Our border crossing from Cambodia back to Thailand was thankfully uneventful and we were greeted back at our guesthouse in Bangkok like family. After nearly 10 months on the road discovering a new place every few days is getting tiring. It felt good to slot back into a place where we already knew the lay of land; where to find the supermarket, the cheapest place to get laundry done and other fun things like that. We had a fridge in our room and stocked it so we could avoid the joys of dining out for every meal for a couple of days.
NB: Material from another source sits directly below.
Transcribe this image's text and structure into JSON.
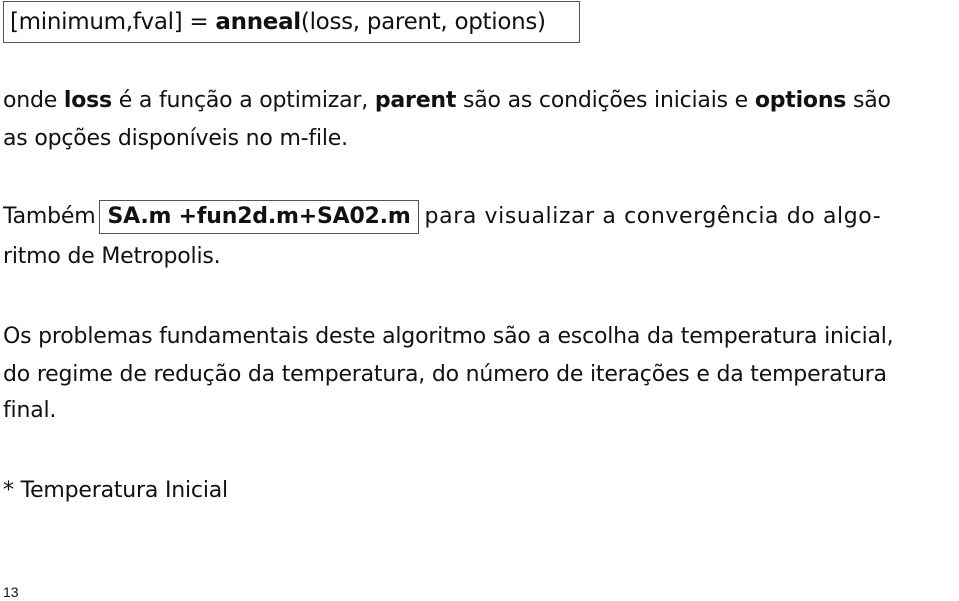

We caught up with our friend Earth again and he took us out of town to Amphawa, a UNESCO site and (at the weekend) massive floating market. As it was a weekday evening we had the place to ourselves. We ate the most delicious Tom Yam Kraw and took a magical boat trip along the canal where we saw thousands of fireflies twinkling in the trees like so many fairy lights at Christmas. We had nearly decided to skip the boat as it was late and the boys were tired. We were very glad we didn’t.

 

We took the boys to the Children’s Discovery Museum, whilst under renovation it still gave us plenty of fun with a playground, water park and dinosaur digging area. The best bit was the library stocked with both Thai and English language books. We read and we read and we read. I didn’t think we’d ever get them to leave and there were tears when we did.

  

We survived the 24 hour train ride from Bangkok to Butterworth in Malaysia unscathed. The boys got stuck in to their new sticker books (no pun intended) and George and I made headway on Harry Potter and the Chamber of Secrets. Other than us the carriage was filled with a big group of young American Missionaries who made great companions as they were thrilled to entertain the boys.

 

A short ferry ride and we were in Penang. Our stay in Little India in Georgetown whisked us back to the beginning of our trip on the subcontinent. Delicious smells and Bangra beats filled the air as we feasted on yummy Indian food washed down with masala Chai. We explored Penang’s vibrant street art scene; took the train up to Penang Hill to admire views of the island; and had a fun day at the beach which ended abruptly as a tropical storm swept in. We met a British family who have been on the road for 2.5 years and spent a couple of happy days in their company. Their 11 year old son shares his birthday with George and they were definitely cut from the same cloth spending hours playing in the sea together.

 

For once a bus in Asia arrived way ahead of schedule and we were dropped at the jetty at Kuala Besut at 3.30am. Unfortunately the first ferry was not until 7am so we had a few hours to kill before we could head to the Perhentian Islands. It was worth the wait. The sun rose as the boat sped us across the sea and it is a memory I will cherish. Unlike the hunt for accommodation that welcomed us at Coral Bay. After traipsing up and down the beach we finally found a very basic hut where for two nights we got savaged by mosquitoes whilst listening to the loud music from the bar next door.

 

Our days on the island were wonderful and when we moved into a bigger better (more expensive) hut at the other end of the beach we very much on holiday mode; late starts, lazy breakfasts and days spent snorkelling and playing in the crystal clear water. We took a couple of boat trips to get to better snorkel points where we saw turtles, rays and (joy of joys) clown fish. Not for the first (or I daresay last) time I wished we had a waterproof camera. Not to add to the hundreds of snorkelling selfies taken by Malaysian tourists but to capture the look of joy on George’s face at finally Finding Nemo! We swam out to a platform off the beach in late afternoons and had fun jumping off. We rested our travel weary bones and were generally smug about being in paradise. We could have easily stayed another week but our budget was taking a battering and so we bid farewell to the islands and made our merry way to the jungle.

To be continued…